He recently co-starred on the second season of FX’s critically acclaimed series “Fargo.” He also recently co-starred as shift supervisor D.B. Russell on “CSI” and “CSI: Cyber” for CBS until both series ended their respective runs. Danson had a memorable role as tycoon Arthur Frobisher on the FX series “Damages,” which was both Emmy- and Golden Globe-nominated for best drama series.

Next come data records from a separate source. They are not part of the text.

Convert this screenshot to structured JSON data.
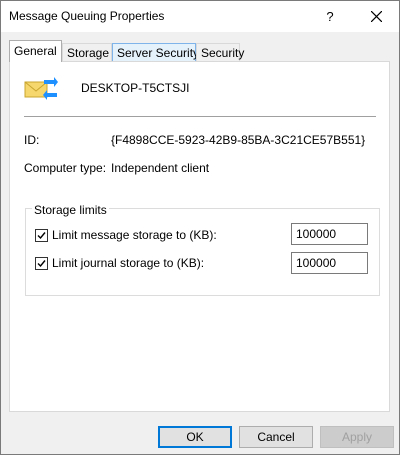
{
  "window": {
    "title": "Message Queuing Properties",
    "help_label": "?"
  },
  "tabs": [
    {
      "label": "General",
      "active": true
    },
    {
      "label": "Storage",
      "active": false
    },
    {
      "label": "Server Security",
      "active": false
    },
    {
      "label": "Security",
      "active": false
    }
  ],
  "general": {
    "computer_name": "DESKTOP-T5CTSJI",
    "id_label": "ID:",
    "id_value": "{F4898CCE-5923-42B9-85BA-3C21CE57B551}",
    "type_label": "Computer type:",
    "type_value": "Independent client",
    "storage_limits": {
      "legend": "Storage limits",
      "message": {
        "label": "Limit message storage to (KB):",
        "checked": true,
        "value": "100000"
      },
      "journal": {
        "label": "Limit journal storage to (KB):",
        "checked": true,
        "value": "100000"
      }
    }
  },
  "buttons": {
    "ok": "OK",
    "cancel": "Cancel",
    "apply": "Apply"
  },
  "icons": {
    "app": "message-queuing-icon",
    "close": "close-icon",
    "check": "checkmark-icon"
  },
  "colors": {
    "accent": "#0078d7",
    "tab_hover": "#e5f1fb",
    "envelope": "#f5d76e",
    "arrow": "#1e90ff"
  }
}
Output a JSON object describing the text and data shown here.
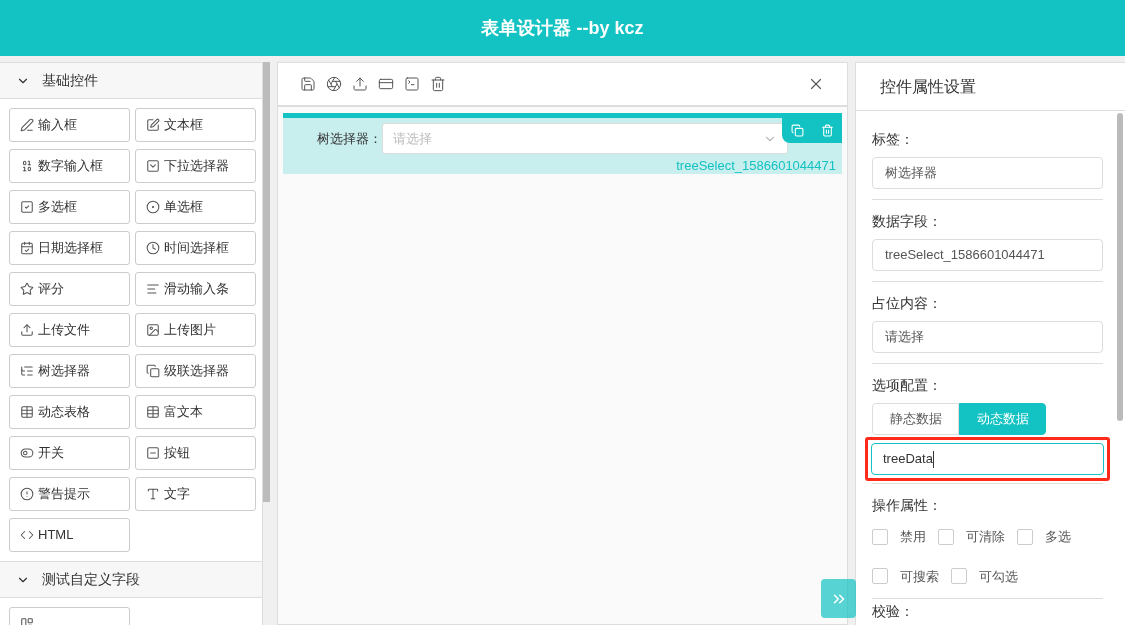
{
  "header": {
    "title": "表单设计器 --by kcz"
  },
  "sidebar": {
    "groups": [
      {
        "title": "基础控件",
        "expanded": true,
        "items": [
          {
            "label": "输入框",
            "kind": "pen"
          },
          {
            "label": "文本框",
            "kind": "edit"
          },
          {
            "label": "数字输入框",
            "kind": "number"
          },
          {
            "label": "下拉选择器",
            "kind": "dropdown"
          },
          {
            "label": "多选框",
            "kind": "checkbox"
          },
          {
            "label": "单选框",
            "kind": "radio"
          },
          {
            "label": "日期选择框",
            "kind": "calendar"
          },
          {
            "label": "时间选择框",
            "kind": "clock"
          },
          {
            "label": "评分",
            "kind": "star"
          },
          {
            "label": "滑动输入条",
            "kind": "lines"
          },
          {
            "label": "上传文件",
            "kind": "upload"
          },
          {
            "label": "上传图片",
            "kind": "image"
          },
          {
            "label": "树选择器",
            "kind": "tree"
          },
          {
            "label": "级联选择器",
            "kind": "cascade"
          },
          {
            "label": "动态表格",
            "kind": "table"
          },
          {
            "label": "富文本",
            "kind": "table"
          },
          {
            "label": "开关",
            "kind": "toggle"
          },
          {
            "label": "按钮",
            "kind": "button"
          },
          {
            "label": "警告提示",
            "kind": "alert"
          },
          {
            "label": "文字",
            "kind": "text"
          },
          {
            "label": "HTML",
            "kind": "code"
          }
        ]
      },
      {
        "title": "测试自定义字段",
        "expanded": true,
        "items": [
          {
            "kind": "custom"
          }
        ]
      }
    ]
  },
  "canvas": {
    "fields": [
      {
        "label": "树选择器：",
        "placeholder": "请选择",
        "model": "treeSelect_1586601044471",
        "selected": true
      }
    ]
  },
  "properties": {
    "title": "控件属性设置",
    "sections": [
      {
        "kind": "input",
        "label": "标签：",
        "value": "树选择器"
      },
      {
        "kind": "input",
        "label": "数据字段：",
        "value": "treeSelect_1586601044471"
      },
      {
        "kind": "input",
        "label": "占位内容：",
        "value": "请选择"
      },
      {
        "kind": "options",
        "label": "选项配置：",
        "tabs": [
          {
            "label": "静态数据",
            "selected": false
          },
          {
            "label": "动态数据",
            "selected": true
          }
        ],
        "value": "treeData",
        "highlighted": true
      },
      {
        "kind": "checkboxes",
        "label": "操作属性：",
        "options": [
          {
            "label": "禁用",
            "checked": false
          },
          {
            "label": "可清除",
            "checked": false
          },
          {
            "label": "多选",
            "checked": false
          },
          {
            "label": "可搜索",
            "checked": false
          },
          {
            "label": "可勾选",
            "checked": false
          }
        ]
      },
      {
        "kind": "heading",
        "label": "校验："
      }
    ]
  }
}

On the comedy side, Danson co-starred on HBO’s “Bored to Death” and had a pair of appearances on the pay cabler’s popular series “Curb Your Enthusiasm,” created by and starring Larry David. Other TV projects co-starring Danson include a Golden Globe-winning performance in the memorable 1984 telepic “Something About Amelia,” “Gulliver’s Travels,” “Mad Money,” “Knights of the South Bronx,” for which he received a SAG Award nomination, “Our Fathers” and “It Must Be Love.” He was also the star of CBS’ “Becker,” which ran for six seasons and earned him a Golden Globe nomination.

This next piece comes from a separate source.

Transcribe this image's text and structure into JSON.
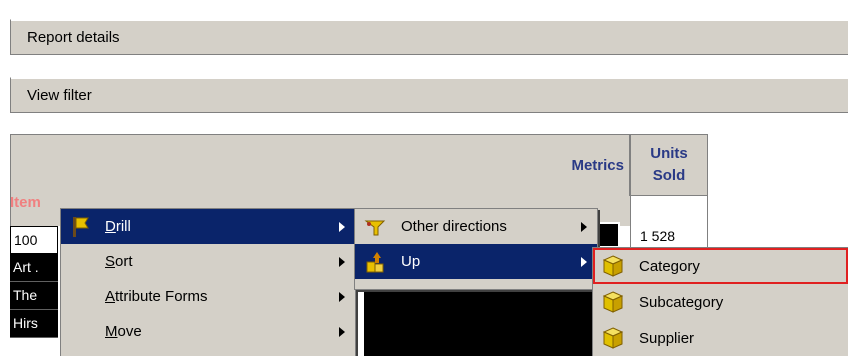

On the film side, Danson has appeared in several high-profile projects, including the 1987 blockbuster hit “Three Men and a Baby” and its sequel, “Three Men and a Little Lady.” He also had a co-starring role in Steven Spielberg’s World War II masterpiece “Saving Private Ryan.” Other movies on Danson’s resume include “The Amateurs,” “Cousins,” “Dad,” “Made in America,” “Getting Even with Dad” and “Pontiac Moon.”
Raised outside Flagstaff, Arizona, Danson attended Stanford University and became interested in drama during his second year in school. When he transferred to Carnegie Tech, he continued to focus on acting and after graduation was hired as an understudy in Tom Stoppard’s off-Broadway production “The Real Inspector Hound.” Danson relocated to Los Angeles in 1978 to manage the Actor’s Institute for a year and a half while he taught there. Six months after his arrival in LA, Danson earned a role in “The Onion Field” and co-starred in the TV movie “The Women’s Room.”
In addition to acting and producing, Danson is an environmental activist, founding the American Oceans Campaign (AOC) in 1987 to alert Americans to the life-threatening hazards created by oil spills, off-shore development, toxic wastes, sewage pollution and other ocean abuses. Danson resides in Los Angeles.
Jonathan Ames is a novelist, essayist, and television show runner. He created the HBO original series “Bored to Death,” starring Jason Schwartzman, Zach Galifianakis, and Ted Danson; and he also created the STARZ original series “Blunt Talk,” which starred Patrick Stewart, Jacki Weaver, and Adrian Scaroborugh.Read More
In addition to his television work, Ames is the author of nine works of fiction and non-fiction: “I Pass Like Night,” “The Extra Man,” “What’s Not to Love?,” “My Less Than Secret Life,” “Wake Up, Sir!,” “I Love You More Than You Know,” “The Alcoholic” (a graphic-novel), “The Double Life Is Twice as Good,” and the novella “You Were Never Really Here,” which is now a film directed by Lynne Ramsay and starring Joaquin Phoenix. The movie won Best Actor and Best Screenplay at Cannes 2017 and will be released by Amazon in 2018. An expanded version of the novella will come out in 2018, published by Vintage. He is also the editor of “Sexual Metamorphosis: An Anthology of Transsexual Memoirs,” and is the winner of a Guggenheim Fellowship.
His novel “The Extra Man” was adapted into a film (2010) and it starred Kevin Kline and Paul Dano. Ames adapted his memoir “What’s Not to Love?” into a television special for the Showtime network, which aired in 2007, and he played himself, though the role was a bit of a stretch.
Ames also has had a long career as a monologist, having staged a one-man show “Oedipussy”, as well as performing frequently with the Moth. He has acted in several films and television shows, including “Curb Your Enthusiasm” and “Bored to Death,” and was the lead in the IFC film “The Girl Beneath the Waves.” In addition to his involvement in the arts, Ames had two amateur boxing matches, fighting as “The Herring Wonder.”